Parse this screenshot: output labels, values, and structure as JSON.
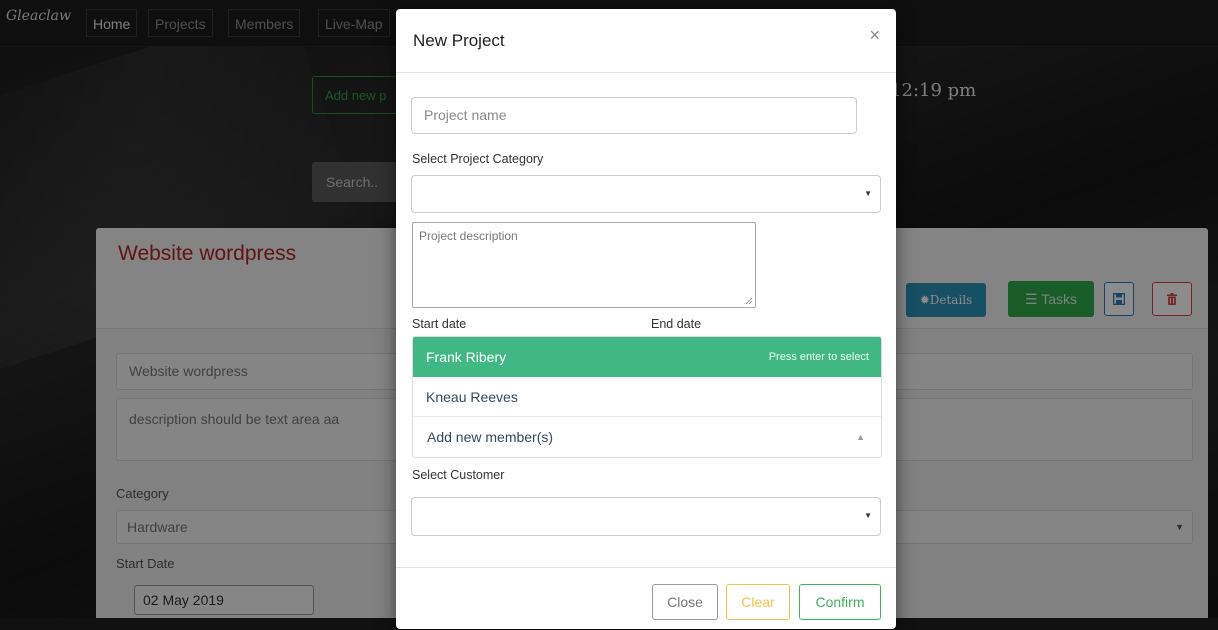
{
  "app": {
    "logo": "Gleaclaw",
    "nav": [
      {
        "label": "Home"
      },
      {
        "label": "Projects"
      },
      {
        "label": "Members"
      },
      {
        "label": "Live-Map"
      }
    ],
    "add_new_label": "Add new p",
    "search_placeholder": "Search..",
    "clock": ":12:19 pm"
  },
  "project_card": {
    "title": "Website wordpress",
    "details_label": "Details",
    "tasks_label": "Tasks",
    "name_value": "Website wordpress",
    "description_value": "description should be text area aa",
    "category_label": "Category",
    "category_value": "Hardware",
    "start_date_label": "Start Date",
    "start_date_value": "02 May 2019"
  },
  "modal": {
    "title": "New Project",
    "close_symbol": "×",
    "project_name_placeholder": "Project name",
    "category_label": "Select Project Category",
    "category_value": "",
    "description_placeholder": "Project description",
    "start_date_label": "Start date",
    "end_date_label": "End date",
    "members": {
      "options": [
        {
          "name": "Frank Ribery",
          "hint": "Press enter to select",
          "highlighted": true
        },
        {
          "name": "Kneau Reeves",
          "highlighted": false
        }
      ],
      "search_label": "Add new member(s)"
    },
    "customer_label": "Select Customer",
    "customer_value": "",
    "footer": {
      "close_label": "Close",
      "clear_label": "Clear",
      "confirm_label": "Confirm"
    }
  },
  "colors": {
    "accent_green": "#41b883",
    "title_red": "#b32424",
    "details_blue": "#2a91b8",
    "tasks_green": "#2ea84a",
    "clear_yellow": "#f0c24a",
    "confirm_green": "#3db35a"
  },
  "icons": {
    "details": "gear-icon",
    "tasks": "list-icon",
    "save": "floppy-disk-icon",
    "delete": "trash-icon",
    "close": "close-icon",
    "dropdown": "caret-down-icon",
    "collapse": "caret-up-icon"
  }
}
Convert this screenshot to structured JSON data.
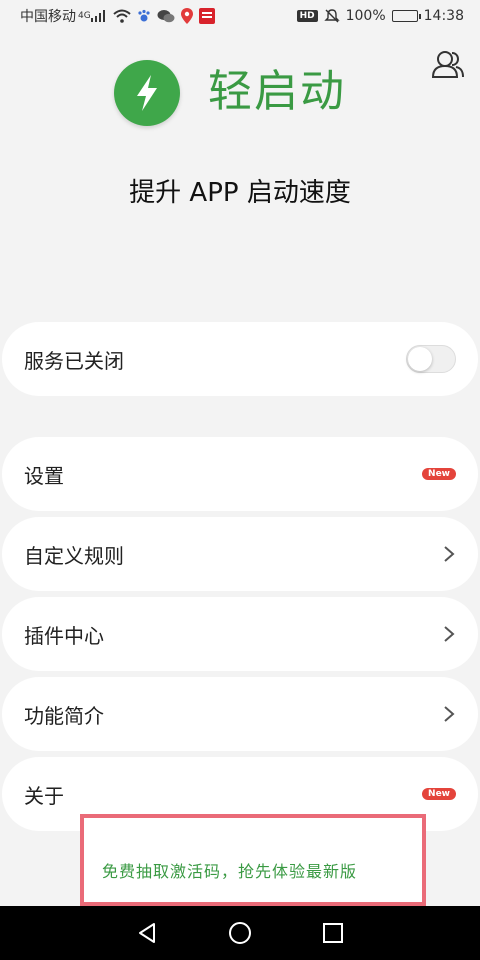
{
  "status_bar": {
    "carrier": "中国移动",
    "network_type": "4G",
    "hd": "HD",
    "battery": "100%",
    "time": "14:38"
  },
  "header": {
    "title": "轻启动",
    "subtitle": "提升 APP 启动速度",
    "logo_icon": "lightning-icon",
    "user_icon": "users-icon"
  },
  "service": {
    "label": "服务已关闭",
    "enabled": false
  },
  "menu": {
    "items": [
      {
        "label": "设置",
        "badge": "New"
      },
      {
        "label": "自定义规则"
      },
      {
        "label": "插件中心"
      },
      {
        "label": "功能简介"
      },
      {
        "label": "关于",
        "badge": "New"
      }
    ]
  },
  "promo": {
    "text": "免费抽取激活码，抢先体验最新版"
  },
  "colors": {
    "accent": "#3a9a43",
    "badge": "#e4443b",
    "promo_border": "#ea6b78"
  }
}
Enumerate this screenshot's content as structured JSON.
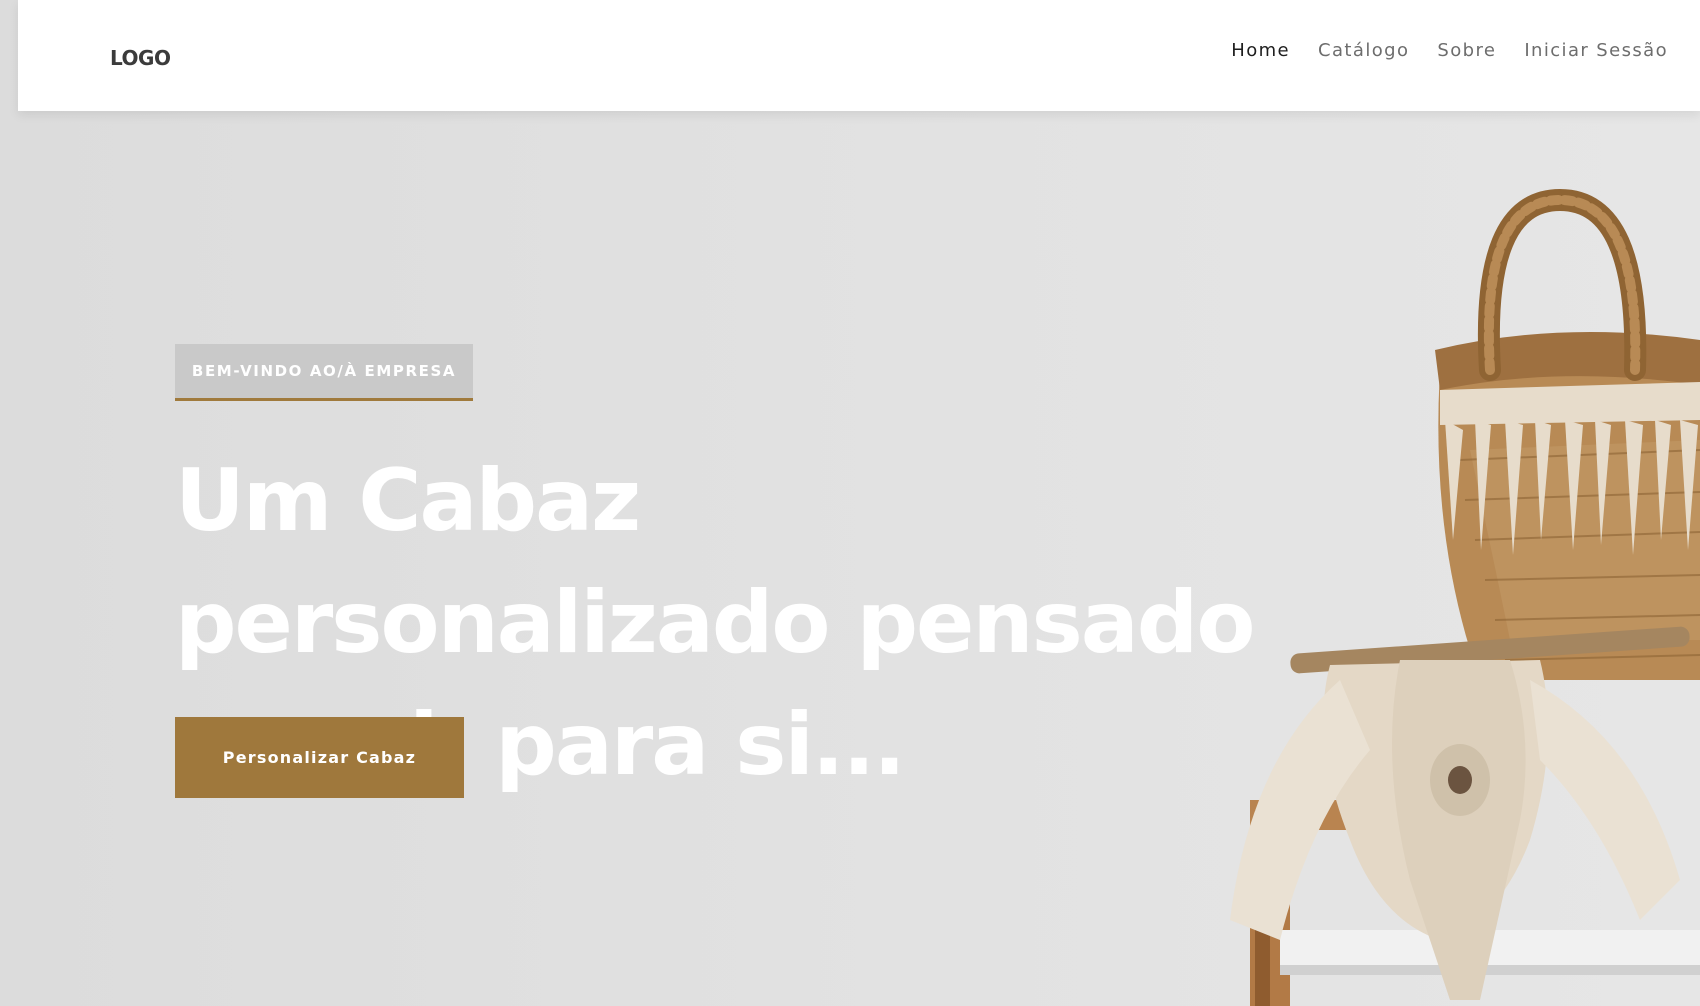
{
  "header": {
    "logo_text": "LOGO",
    "nav": [
      {
        "label": "Home",
        "active": true
      },
      {
        "label": "Catálogo",
        "active": false
      },
      {
        "label": "Sobre",
        "active": false
      },
      {
        "label": "Iniciar Sessão",
        "active": false
      }
    ]
  },
  "hero": {
    "badge": "BEM-VINDO AO/À EMPRESA",
    "headline": "Um Cabaz personalizado pensado por si, para si...",
    "cta_label": "Personalizar Cabaz"
  },
  "image": {
    "subject": "woven-basket-with-macrame-on-wooden-stool"
  },
  "colors": {
    "accent": "#9f783c",
    "badge_bg": "#c9c9c9",
    "hero_bg": "#e0e0e0",
    "header_bg": "#ffffff"
  }
}
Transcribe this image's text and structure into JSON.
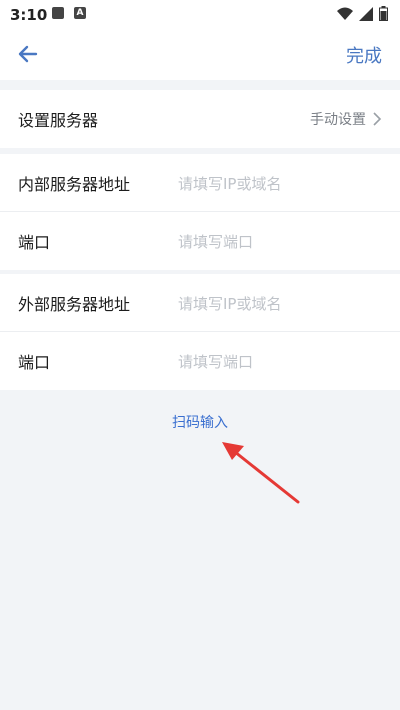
{
  "statusbar": {
    "time": "3:10",
    "icons": [
      "image-icon",
      "a-icon",
      "wifi-icon",
      "signal-icon",
      "battery-icon"
    ],
    "a_letter": "A"
  },
  "header": {
    "back_icon": "back-arrow-icon",
    "done_label": "完成"
  },
  "server_settings": {
    "label": "设置服务器",
    "mode_value": "手动设置"
  },
  "internal": {
    "address_label": "内部服务器地址",
    "address_placeholder": "请填写IP或域名",
    "port_label": "端口",
    "port_placeholder": "请填写端口"
  },
  "external": {
    "address_label": "外部服务器地址",
    "address_placeholder": "请填写IP或域名",
    "port_label": "端口",
    "port_placeholder": "请填写端口"
  },
  "scan_input_label": "扫码输入",
  "colors": {
    "accent": "#4a78c2",
    "link": "#3a6fd0",
    "annotation_arrow": "#e53935",
    "background": "#f2f4f7"
  }
}
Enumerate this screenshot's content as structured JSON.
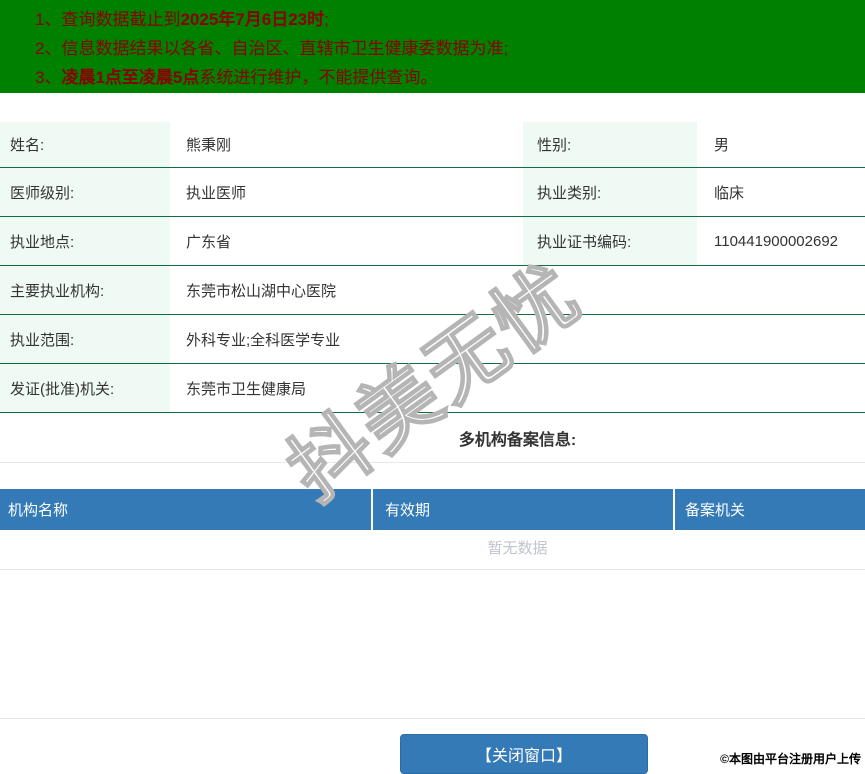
{
  "banner": {
    "notices": [
      {
        "num": "1、",
        "pre": "查询数据截止到",
        "bold": "2025年7月6日23时",
        "post": ";"
      },
      {
        "num": "2、",
        "pre": "信息数据结果以各省、自治区、直辖市卫生健康委数据为准;",
        "bold": "",
        "post": ""
      },
      {
        "num": "3、",
        "pre": "",
        "bold": "凌晨1点至凌晨5点",
        "post": "系统进行维护，不能提供查询。"
      }
    ]
  },
  "doctor": {
    "rows_double": [
      {
        "label1": "姓名:",
        "value1": "熊秉刚",
        "label2": "性别:",
        "value2": "男"
      },
      {
        "label1": "医师级别:",
        "value1": "执业医师",
        "label2": "执业类别:",
        "value2": "临床"
      },
      {
        "label1": "执业地点:",
        "value1": "广东省",
        "label2": "执业证书编码:",
        "value2": "110441900002692"
      }
    ],
    "rows_single": [
      {
        "label": "主要执业机构:",
        "value": "东莞市松山湖中心医院"
      },
      {
        "label": "执业范围:",
        "value": "外科专业;全科医学专业"
      },
      {
        "label": "发证(批准)机关:",
        "value": "东莞市卫生健康局"
      }
    ]
  },
  "filing": {
    "heading": "多机构备案信息:",
    "columns": [
      "机构名称",
      "有效期",
      "备案机关"
    ],
    "empty_text": "暂无数据"
  },
  "footer": {
    "close_button": "【关闭窗口】"
  },
  "watermarks": {
    "diagonal": "抖美无忧",
    "stamp": "©本图由平台注册用户上传"
  },
  "colors": {
    "banner_green": "#008000",
    "notice_red": "#8b0000",
    "row_border_green": "#116e41",
    "label_bg_mint": "#f0faf4",
    "accent_blue": "#337ab7",
    "empty_text_gray": "#c0c4cc"
  }
}
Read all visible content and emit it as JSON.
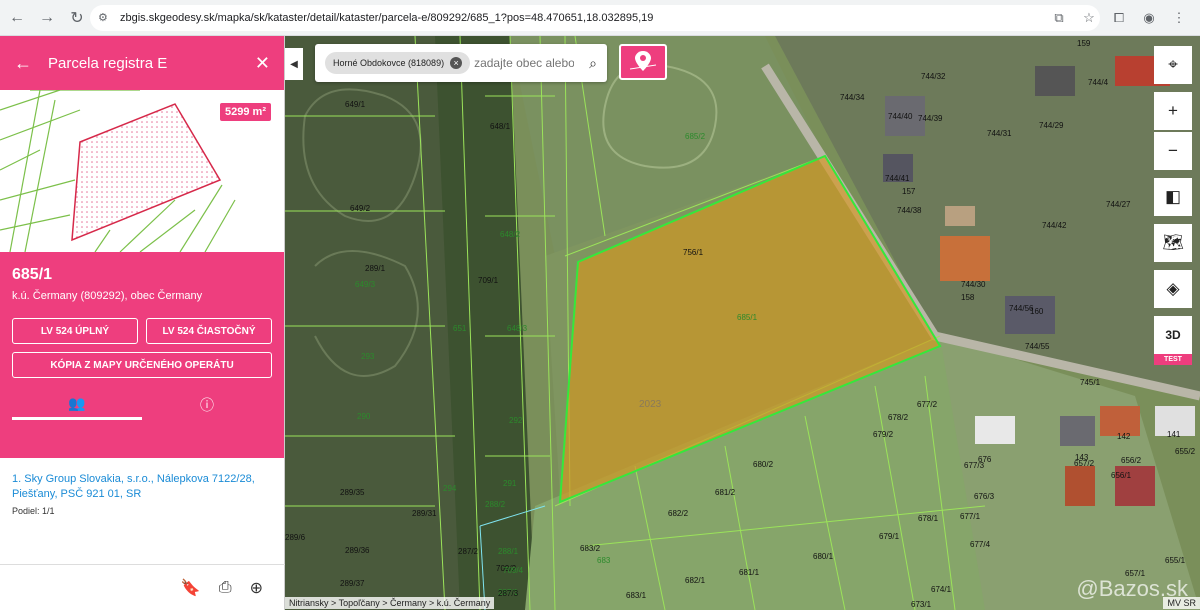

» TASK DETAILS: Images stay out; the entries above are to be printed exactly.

» EXERCISE SOLUTION:
Parse this screenshot: output labels, values, and structure as JSON.
{
  "app": {
    "logo": "Gleaclaw",
    "nav": [
      {
        "label": "Home"
      },
      {
        "label": "Projects"
      },
      {
        "label": "Members"
      },
      {
        "label": "Live-Map"
      }
    ],
    "add_new_label": "Add new p",
    "search_placeholder": "Search..",
    "clock": ":12:19 pm"
  },
  "project_card": {
    "title": "Website wordpress",
    "details_label": "Details",
    "tasks_label": "Tasks",
    "name_value": "Website wordpress",
    "description_value": "description should be text area aa",
    "category_label": "Category",
    "category_value": "Hardware",
    "start_date_label": "Start Date",
    "start_date_value": "02 May 2019"
  },
  "modal": {
    "title": "New Project",
    "close_symbol": "×",
    "project_name_placeholder": "Project name",
    "category_label": "Select Project Category",
    "category_value": "",
    "description_placeholder": "Project description",
    "start_date_label": "Start date",
    "end_date_label": "End date",
    "members": {
      "options": [
        {
          "name": "Frank Ribery",
          "hint": "Press enter to select",
          "highlighted": true
        },
        {
          "name": "Kneau Reeves",
          "highlighted": false
        }
      ],
      "search_label": "Add new member(s)"
    },
    "customer_label": "Select Customer",
    "customer_value": "",
    "footer": {
      "close_label": "Close",
      "clear_label": "Clear",
      "confirm_label": "Confirm"
    }
  },
  "colors": {
    "accent_green": "#41b883",
    "title_red": "#b32424",
    "details_blue": "#2a91b8",
    "tasks_green": "#2ea84a",
    "clear_yellow": "#f0c24a",
    "confirm_green": "#3db35a"
  },
  "icons": {
    "details": "gear-icon",
    "tasks": "list-icon",
    "save": "floppy-disk-icon",
    "delete": "trash-icon",
    "close": "close-icon",
    "dropdown": "caret-down-icon",
    "collapse": "caret-up-icon"
  }
}
Convert this screenshot to structured JSON data.
{
  "status_bar": {
    "carrier": "中国移动",
    "network_type": "4G",
    "hd": "HD",
    "battery": "100%",
    "time": "14:38"
  },
  "header": {
    "title": "轻启动",
    "subtitle": "提升 APP 启动速度",
    "logo_icon": "lightning-icon",
    "user_icon": "users-icon"
  },
  "service": {
    "label": "服务已关闭",
    "enabled": false
  },
  "menu": {
    "items": [
      {
        "label": "设置",
        "badge": "New"
      },
      {
        "label": "自定义规则"
      },
      {
        "label": "插件中心"
      },
      {
        "label": "功能简介"
      },
      {
        "label": "关于",
        "badge": "New"
      }
    ]
  },
  "promo": {
    "text": "免费抽取激活码，抢先体验最新版"
  },
  "colors": {
    "accent": "#3a9a43",
    "badge": "#e4443b",
    "promo_border": "#ea6b78"
  }
}
Enumerate this screenshot's content as structured JSON.
{
  "header": {
    "logo_text": "LOGO",
    "nav": [
      {
        "label": "Home",
        "active": true
      },
      {
        "label": "Catálogo",
        "active": false
      },
      {
        "label": "Sobre",
        "active": false
      },
      {
        "label": "Iniciar Sessão",
        "active": false
      }
    ]
  },
  "hero": {
    "badge": "BEM-VINDO AO/À EMPRESA",
    "headline": "Um Cabaz personalizado pensado por si, para si...",
    "cta_label": "Personalizar Cabaz"
  },
  "image": {
    "subject": "woven-basket-with-macrame-on-wooden-stool"
  },
  "colors": {
    "accent": "#9f783c",
    "badge_bg": "#c9c9c9",
    "hero_bg": "#e0e0e0",
    "header_bg": "#ffffff"
  }
}
Transcribe this image's text and structure into JSON.
{
  "statusbar": {
    "time": "3:10",
    "icons": [
      "image-icon",
      "a-icon",
      "wifi-icon",
      "signal-icon",
      "battery-icon"
    ],
    "a_letter": "A"
  },
  "header": {
    "back_icon": "back-arrow-icon",
    "done_label": "完成"
  },
  "server_settings": {
    "label": "设置服务器",
    "mode_value": "手动设置"
  },
  "internal": {
    "address_label": "内部服务器地址",
    "address_placeholder": "请填写IP或域名",
    "port_label": "端口",
    "port_placeholder": "请填写端口"
  },
  "external": {
    "address_label": "外部服务器地址",
    "address_placeholder": "请填写IP或域名",
    "port_label": "端口",
    "port_placeholder": "请填写端口"
  },
  "scan_input_label": "扫码输入",
  "colors": {
    "accent": "#4a78c2",
    "link": "#3a6fd0",
    "annotation_arrow": "#e53935",
    "background": "#f2f4f7"
  }
}
Enumerate this screenshot's content as structured JSON.
{
  "banner": {
    "notices": [
      {
        "num": "1、",
        "pre": "查询数据截止到",
        "bold": "2025年7月6日23时",
        "post": ";"
      },
      {
        "num": "2、",
        "pre": "信息数据结果以各省、自治区、直辖市卫生健康委数据为准;",
        "bold": "",
        "post": ""
      },
      {
        "num": "3、",
        "pre": "",
        "bold": "凌晨1点至凌晨5点",
        "post": "系统进行维护，不能提供查询。"
      }
    ]
  },
  "doctor": {
    "rows_double": [
      {
        "label1": "姓名:",
        "value1": "熊秉刚",
        "label2": "性别:",
        "value2": "男"
      },
      {
        "label1": "医师级别:",
        "value1": "执业医师",
        "label2": "执业类别:",
        "value2": "临床"
      },
      {
        "label1": "执业地点:",
        "value1": "广东省",
        "label2": "执业证书编码:",
        "value2": "110441900002692"
      }
    ],
    "rows_single": [
      {
        "label": "主要执业机构:",
        "value": "东莞市松山湖中心医院"
      },
      {
        "label": "执业范围:",
        "value": "外科专业;全科医学专业"
      },
      {
        "label": "发证(批准)机关:",
        "value": "东莞市卫生健康局"
      }
    ]
  },
  "filing": {
    "heading": "多机构备案信息:",
    "columns": [
      "机构名称",
      "有效期",
      "备案机关"
    ],
    "empty_text": "暂无数据"
  },
  "footer": {
    "close_button": "【关闭窗口】"
  },
  "watermarks": {
    "diagonal": "抖美无忧",
    "stamp": "©本图由平台注册用户上传"
  },
  "colors": {
    "banner_green": "#008000",
    "notice_red": "#8b0000",
    "row_border_green": "#116e41",
    "label_bg_mint": "#f0faf4",
    "accent_blue": "#337ab7",
    "empty_text_gray": "#c0c4cc"
  }
}
Read all visible content and emit it as JSON.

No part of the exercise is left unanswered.